And what can we do? First, be welcoming no matter what the language barrier is. Try to be culturally sensitive so you don’t, for example, run up and hug someone who would be uncomfortable with it, but don’t do nothing because you’re worried about offending. Smiles, at least, nearly always go a long way (especially among Mormons who are used to smiley Americans). Second, if you know someone else’s language, even a bit, use it. I get that it’s uncomfortable on both sides, believe me, and if your efforts aren’t appreciated, you don’t have to try again, but so often even a hello and some simple questions in a familiar language make a difference.
Try to include her. The burden of learning a new language can be shared. Maybe have a RS activity where a new sister teaches a little of her language and she is taught some of yours, or set up regular classes when languages are exchanged. If there’s a need, organize classes to teach survival skills in the new language. Make sure she had access to church materials in her language if at all possible and help her follow along with the lesson if there is no one to translate. If at all possible, assign visiting and home teachers who speak her language. Speak clearly and possibly slowly, but not painfully so. Try using Google translate (I’ve known bishops who did interviews entirely through Google translate). Ask her to share her cultural and family background with you even if it’s through pictures and food instead of words. Ask members to pray and speak in sacrament no matter what language they speak. You can all sit there for a few minutes and listen- she does it every week for 3 hours. Be willing to answer questions. Maybe find someone else in the ward who shares her interests and see if they can find creative ways to communicate. Learn about the place she’s from. Show her you care. And don’t assume anything about anyone’s personality or intelligence based on their language ability.

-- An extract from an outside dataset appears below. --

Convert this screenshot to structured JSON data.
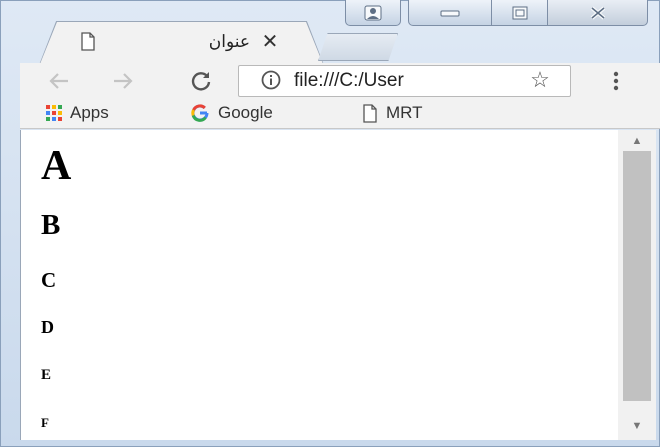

Despite some hard times with languages, I would never, ever trade this life for a stable one in Utah or any other part of the US. I keep telling myself that my children will thank me someday. I think I’m lying, but you never know. Till then, I’ll never regret that we’ve had a lot of very interesting church experiences, some that have made my husband a Mormon feminist too. That we’ve seen, eaten, smelled, and touched so many pieces of the world and keep finding new ones. That I have skulls and bones hanging on my Christmas tree, that we celebrate Nooruz and the Day of the Dead, and that we eat the weirdest street food we can find (usually). And especially that I’ve been able to share that with the most important people in my life.